At Indian Valley High School, located in Enon, Ohio, students will roll a dice to see if they have to take a breathalyzer test when they arrive at the dance. A number between one and six will be selected before the die is rolled and if students roll that number, they’re selected. It’s something the high school has been doing for the last four years for prom and homecoming, and something students have somewhat embraced. While not accusing students, the idea is to communicate that drinking is not going to be permitted, nor should it be something you’re engaging in a social activity like the prom.

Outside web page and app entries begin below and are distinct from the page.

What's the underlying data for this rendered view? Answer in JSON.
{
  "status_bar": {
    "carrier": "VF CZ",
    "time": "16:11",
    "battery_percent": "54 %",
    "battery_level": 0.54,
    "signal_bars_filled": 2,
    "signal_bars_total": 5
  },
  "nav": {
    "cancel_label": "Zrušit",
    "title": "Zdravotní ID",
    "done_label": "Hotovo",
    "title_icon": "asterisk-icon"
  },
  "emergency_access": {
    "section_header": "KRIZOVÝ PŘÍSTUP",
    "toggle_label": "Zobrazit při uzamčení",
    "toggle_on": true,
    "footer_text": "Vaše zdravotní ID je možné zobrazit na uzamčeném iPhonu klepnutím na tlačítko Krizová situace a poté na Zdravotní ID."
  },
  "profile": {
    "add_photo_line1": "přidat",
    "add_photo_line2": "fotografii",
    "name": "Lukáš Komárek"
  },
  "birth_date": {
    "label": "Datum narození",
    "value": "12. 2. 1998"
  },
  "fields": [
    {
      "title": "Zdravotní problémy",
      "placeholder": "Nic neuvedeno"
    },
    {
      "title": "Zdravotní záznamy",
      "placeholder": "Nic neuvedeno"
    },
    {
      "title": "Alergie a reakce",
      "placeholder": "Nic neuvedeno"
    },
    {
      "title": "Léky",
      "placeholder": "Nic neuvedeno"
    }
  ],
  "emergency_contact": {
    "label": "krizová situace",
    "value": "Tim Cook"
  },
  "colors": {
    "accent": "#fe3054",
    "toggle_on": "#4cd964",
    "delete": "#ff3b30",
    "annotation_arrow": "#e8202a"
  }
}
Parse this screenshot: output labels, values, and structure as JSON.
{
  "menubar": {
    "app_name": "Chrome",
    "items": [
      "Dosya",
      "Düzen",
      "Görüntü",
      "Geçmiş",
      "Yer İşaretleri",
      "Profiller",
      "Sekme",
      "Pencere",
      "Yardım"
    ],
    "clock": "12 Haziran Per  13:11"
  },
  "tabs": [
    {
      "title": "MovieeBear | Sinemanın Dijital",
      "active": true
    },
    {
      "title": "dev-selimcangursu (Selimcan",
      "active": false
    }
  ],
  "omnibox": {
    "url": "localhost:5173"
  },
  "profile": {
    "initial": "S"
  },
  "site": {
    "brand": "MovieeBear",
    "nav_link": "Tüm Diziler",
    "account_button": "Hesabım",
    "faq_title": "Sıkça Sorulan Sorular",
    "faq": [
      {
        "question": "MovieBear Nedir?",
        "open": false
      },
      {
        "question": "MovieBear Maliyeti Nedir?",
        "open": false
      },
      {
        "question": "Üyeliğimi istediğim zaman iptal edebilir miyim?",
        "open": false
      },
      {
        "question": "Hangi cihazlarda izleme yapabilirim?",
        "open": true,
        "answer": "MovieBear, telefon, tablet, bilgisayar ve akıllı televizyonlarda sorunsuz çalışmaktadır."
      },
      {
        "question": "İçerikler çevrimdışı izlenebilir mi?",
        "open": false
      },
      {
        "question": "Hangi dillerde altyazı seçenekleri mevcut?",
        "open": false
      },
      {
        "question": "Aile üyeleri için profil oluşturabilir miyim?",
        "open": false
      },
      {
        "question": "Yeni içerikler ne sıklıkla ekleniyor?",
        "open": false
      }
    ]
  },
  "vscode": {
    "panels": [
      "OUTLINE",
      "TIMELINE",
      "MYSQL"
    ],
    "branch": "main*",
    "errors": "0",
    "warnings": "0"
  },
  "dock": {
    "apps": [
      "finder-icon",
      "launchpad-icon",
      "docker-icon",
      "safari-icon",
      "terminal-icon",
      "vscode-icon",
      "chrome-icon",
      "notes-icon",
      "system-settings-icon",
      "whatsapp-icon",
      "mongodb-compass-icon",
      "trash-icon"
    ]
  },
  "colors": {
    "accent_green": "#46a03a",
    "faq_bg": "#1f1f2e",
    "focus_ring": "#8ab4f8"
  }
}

The high school also hosted speakers and representatives of organizations that promote abstinence from drugs and alcohol.
The Ohio Valley Mall hosted the fifth-annual Prom Safety Day, with close to 600 students from high schools at Union Local, Bellaire, St. Clairsville, Barnesville, Martins Ferry, Shadyside, and Bridgeport high schools in attendance. Speakers at the event included Belmont County Common Pleas Judge Frank Fregiato, who spoke about the consequences of drinking and driving, adding that many young people fail to understand the reality that death or serious injury can touch them or a loved one. He also went over the consequences of incarceration, loss of a driver’s license, and increased insurance rates that they are agreeing to face when they decide to drink and drive.
A committee of Howland High School parents organized a post-prom event for all Howland junior and senior students in order to keep students safe. In February, the committee submitted an essay, budget and PowerPoint presentation for the Herren Project Purple and Proud Grant. The committee was notified that Howland was awarded the first place grant of $2,000. Following prom on May 13, students were transported by bus to Fun N Stuff in Macedonia where they hosted Howland High School students for an all-night party. This movement was encouraged to keep students safe and exercise smart decision-making.
GCADA is joining the National Foundation for Teen Safe Driving in Senior Promise 2017, a nationwide campaign that urges all students, parents and other community members to do their part to institutionalize smart choices for prom goers and graduates. Senior Promise 2017 urges all members of the community to learn about the facts and do their part to help teens stay safe as they celebrate these milestone events. The call-to-action begins with a knowledge and understanding of the facts, followed by a pledge from each of us to support smart choices and safe driving to help make this a safe, exciting and memorable time for the Class of 2017. As a way of saying ‘thanks’ and encourage support, campaign participants can enter to win prizes that will be awarded weekly during the camping period.